What is Relative Humidity?
Relative humidity (RH) is the amount of water vapor in the air, expressed as a percentage of the maximum amount of water that the air can hold at a given temperature. The dew point is the temperature at which air is saturated with water and condensation occurs.
Because of the temperature variations inside your home, RH can vary dramatically. In fact, it is not uncommon to find summertime RH levels ranging from 50% to 100% simultaneously in the same structure.
For example, if your home has a basement it will typically be cooler than the main floor. If the main floor is 77°F and a comfortable and safe 40% RH, the basement temperature may only be 67°F with a much higher humidity level. Even though there is only a 10° temperature difference, the RH would be over 60% in the basement of the same home (RH levels will increase 2% for every one degree temperature drop). To prevent mold growth the EPA recommends levels of 30-50%RH. Mold spores germinate in high moisture levels after 12 hours and can grow within 24-48 hours. The basement of this home would clearly be at risk for mold and mildew growth, odors and structure damage, if the humidity issues are not resolved.
Homes built on a slab have a similar problem. Though the room temperature may be 77°, the slab temperature is much cooler. As the slab temperature approaches the dew point (or point of saturation), relative humidity rises and condensation can form.
High RH contributes to many indoor air quality issues, including the following:
MOLD & MILDEW: Molds are fungi. They only require high humidity and an organic-based material on which to feed. It is no surprise that they are plentiful in humid environments.
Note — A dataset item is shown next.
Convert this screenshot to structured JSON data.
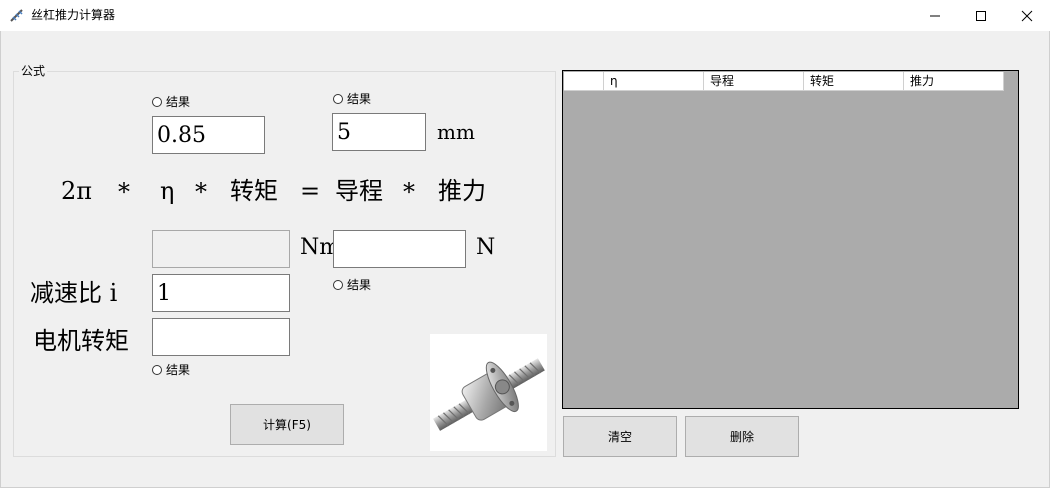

Cooler surfaces create a perfect breeding area for mold because the relative humidity at the surface will be near 100%. The surface may even be wet with condensation.
ODOR: Mold and Mildew are not only damaging and can create health issues, but can also produce a very unpleasant odor. High humidity often penetrates organic materials causing smelly odors that cannot be removed without reducing and controlling relative humidity levels.
DISCOMFORT: High relative humidity levels leave warm areas feeling sweaty and sticky, and colder areas feeling cold and damp.